It’s Groundhog Day in the NBA.
For the fourth straight season, NBA fans will see the Golden State Warriors and Cleveland Cavaliers dueling for the title, the first time two teams have met in the championship for four straight years.
Some fans will complain that we’ve seen this movie before, but that doesn’t make it any less intriguing. There’s always the possibility of some unexpected plot twist, which is highly likely with the experience and expertise that LeBron James, Kevin Durant, Steph Curry and Klay Thompson bring.
We know — well, we think — the Cavs can win, as they did in 2016. We assume the Warriors will win, as they’ve done two of the last three years. Golden State is the overwhelming favorite once again, amid some casual fans reaching for the remote to tune out before another episode of Warriors-Cavs.
But this is what most experts thought we’d see since the beginning of the season: The same thing we saw at the end of last year.
It’s the road to get there that has been most interesting.
Both the Cavs and Warriors needed wins in Games 6 and 7 in their series to make it back to the rematch. James had to have yet another virtuoso performance to get this newly constructed cast of Cavs past the Celtics. The Warriors got something of a boost with Rockets guard Chris Paul missing the final two games of the Western Conference Finals because of an injury.
And here we are again, with the LeBron backers looking for another piece of ammo in the discussion of the greatest of all time. The Warriors fans, likewise, are looking to erase the what-if conversation of what could have been if the Rockets hadn’t imploded in Monday’s series finale.
There’s still plenty of intrigue in the series.
Even though the Finals ended up with the same two teams for the fourth straight year, don’t lose sight of the treat everyone got: some gripping, high-level basketball in each of the conference finals. Even in the midst of the Rockets’ abhorrent shooting that allowed the Warriors to rally in the third quarter Monday, it still took some amazing play by Durant, Curry and Thompson to get them there.
The Warriors showed that they’re always must-see TV in overcoming double-digit deficits in the last two games to get two wins that might shine a new light on their legacy. James is back in the Finals with a bunch of misfit Cavs, even without Kyrie Irving and without the injured Kevin Love in Game 7.
Would another title in this imbalanced Finals give more credence to the suggestion that James is reaching the level of Michael Jordan's greatness? No.

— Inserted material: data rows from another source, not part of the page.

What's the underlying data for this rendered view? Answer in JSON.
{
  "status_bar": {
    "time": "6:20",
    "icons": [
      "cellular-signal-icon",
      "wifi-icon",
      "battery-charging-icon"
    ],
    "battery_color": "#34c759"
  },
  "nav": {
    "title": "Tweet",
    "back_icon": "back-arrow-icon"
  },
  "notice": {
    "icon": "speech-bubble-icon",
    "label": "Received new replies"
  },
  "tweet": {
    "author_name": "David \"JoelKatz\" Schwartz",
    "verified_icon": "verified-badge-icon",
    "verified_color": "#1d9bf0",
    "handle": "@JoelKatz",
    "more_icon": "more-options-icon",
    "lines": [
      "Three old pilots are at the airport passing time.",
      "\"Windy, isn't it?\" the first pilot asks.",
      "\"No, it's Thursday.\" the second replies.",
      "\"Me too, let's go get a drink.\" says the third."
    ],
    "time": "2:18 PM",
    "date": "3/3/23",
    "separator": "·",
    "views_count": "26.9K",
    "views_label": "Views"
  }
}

Does it mean that James is really good? Absolutely. Look at that as part of the motivation to watch, more than any foolish comparison to Jordan. It doesn’t matter now — and won’t matter later, no matter how many titles James eventually wins. Abandon the cross-generational comparisons and focus on the excellence that James is exhibiting now, as the greatest of his era — and that’s good enough.
For those who wanted to see either Houston or Boston — or both — in the Finals, there’s still some upside for both teams. The Celtics will get Gordon Hayward and Irving back from injuries next year and James will be a year older, possibly in position to fold before a potential fifth iteration against the Warriors.
The Rockets still could be a threat in the West for years to come and showed that the Warriors aren’t infallible.
So, as everyone preps for another go between the Warriors and Cavs, understand that’s it’s not just the same old Finals — no matter what the result is.
All games on ABC
Thursday: Cleveland at Golden State, 9 p.m.
Sunday: Cleveland at Golden State, 8 p.m.
Wednesday, June 6: Golden State at Cleveland, 9 p.m.
Friday, June 8: Golden State at Cleveland, 9 p.m.
x-Monday, June 11: Cleveland at Golden State, 9 p.m.
x-Thursday, June 14: Golden State at Cleveland, 9 p.m.
x-Sunday, June 17: Cleveland at Golden State, 8 p.m.
x – If necessary